AIM OF THE EXERCISE
Print the data in full, exactly as it reads.
━━ EXTRACTED INFORMATION ━━
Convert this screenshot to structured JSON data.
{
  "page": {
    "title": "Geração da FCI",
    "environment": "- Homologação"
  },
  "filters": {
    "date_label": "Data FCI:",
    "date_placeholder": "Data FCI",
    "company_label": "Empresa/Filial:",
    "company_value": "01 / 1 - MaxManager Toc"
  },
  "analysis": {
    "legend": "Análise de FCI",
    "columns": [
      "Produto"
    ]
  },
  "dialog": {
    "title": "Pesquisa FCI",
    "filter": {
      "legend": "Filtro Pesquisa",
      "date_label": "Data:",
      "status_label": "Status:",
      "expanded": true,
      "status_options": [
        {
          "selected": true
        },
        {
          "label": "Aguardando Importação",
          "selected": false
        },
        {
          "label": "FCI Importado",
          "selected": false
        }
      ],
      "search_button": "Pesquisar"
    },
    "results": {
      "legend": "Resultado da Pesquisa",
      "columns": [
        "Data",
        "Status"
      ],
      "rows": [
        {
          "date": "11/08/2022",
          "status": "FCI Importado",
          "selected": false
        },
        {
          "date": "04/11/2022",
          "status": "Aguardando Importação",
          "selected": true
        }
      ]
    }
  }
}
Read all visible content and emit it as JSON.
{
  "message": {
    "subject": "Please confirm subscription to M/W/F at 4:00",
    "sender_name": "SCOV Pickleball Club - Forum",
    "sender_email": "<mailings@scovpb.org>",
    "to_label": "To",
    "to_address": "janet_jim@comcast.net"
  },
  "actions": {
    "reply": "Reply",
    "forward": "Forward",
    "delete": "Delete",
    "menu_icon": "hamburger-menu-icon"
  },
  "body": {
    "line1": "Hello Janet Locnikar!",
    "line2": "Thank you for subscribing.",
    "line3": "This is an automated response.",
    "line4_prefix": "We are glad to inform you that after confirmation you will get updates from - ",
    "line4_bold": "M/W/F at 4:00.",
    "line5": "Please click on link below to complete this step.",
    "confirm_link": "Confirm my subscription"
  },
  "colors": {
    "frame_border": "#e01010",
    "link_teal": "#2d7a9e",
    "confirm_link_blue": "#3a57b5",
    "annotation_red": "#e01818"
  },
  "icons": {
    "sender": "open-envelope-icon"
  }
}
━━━
OUTPUT OF THE TASK
Convert this screenshot to structured JSON data.
{
  "page": {
    "title": "Geração da FCI",
    "environment": "- Homologação"
  },
  "filters": {
    "date_label": "Data FCI:",
    "date_placeholder": "Data FCI",
    "company_label": "Empresa/Filial:",
    "company_value": "01 / 1 - MaxManager Toc"
  },
  "analysis": {
    "legend": "Análise de FCI",
    "columns": [
      "Produto"
    ]
  },
  "dialog": {
    "title": "Pesquisa FCI",
    "filter": {
      "legend": "Filtro Pesquisa",
      "date_label": "Data:",
      "status_label": "Status:",
      "expanded": true,
      "status_options": [
        {
          "selected": true
        },
        {
          "label": "Aguardando Importação",
          "selected": false
        },
        {
          "label": "FCI Importado",
          "selected": false
        }
      ],
      "search_button": "Pesquisar"
    },
    "results": {
      "legend": "Resultado da Pesquisa",
      "columns": [
        "Data",
        "Status"
      ],
      "rows": [
        {
          "date": "11/08/2022",
          "status": "FCI Importado",
          "selected": false
        },
        {
          "date": "04/11/2022",
          "status": "Aguardando Importação",
          "selected": true
        }
      ]
    }
  }
}
Read all visible content and emit it as JSON.
{
  "message": {
    "subject": "Please confirm subscription to M/W/F at 4:00",
    "sender_name": "SCOV Pickleball Club - Forum",
    "sender_email": "<mailings@scovpb.org>",
    "to_label": "To",
    "to_address": "janet_jim@comcast.net"
  },
  "actions": {
    "reply": "Reply",
    "forward": "Forward",
    "delete": "Delete",
    "menu_icon": "hamburger-menu-icon"
  },
  "body": {
    "line1": "Hello Janet Locnikar!",
    "line2": "Thank you for subscribing.",
    "line3": "This is an automated response.",
    "line4_prefix": "We are glad to inform you that after confirmation you will get updates from - ",
    "line4_bold": "M/W/F at 4:00.",
    "line5": "Please click on link below to complete this step.",
    "confirm_link": "Confirm my subscription"
  },
  "colors": {
    "frame_border": "#e01010",
    "link_teal": "#2d7a9e",
    "confirm_link_blue": "#3a57b5",
    "annotation_red": "#e01818"
  },
  "icons": {
    "sender": "open-envelope-icon"
  }
}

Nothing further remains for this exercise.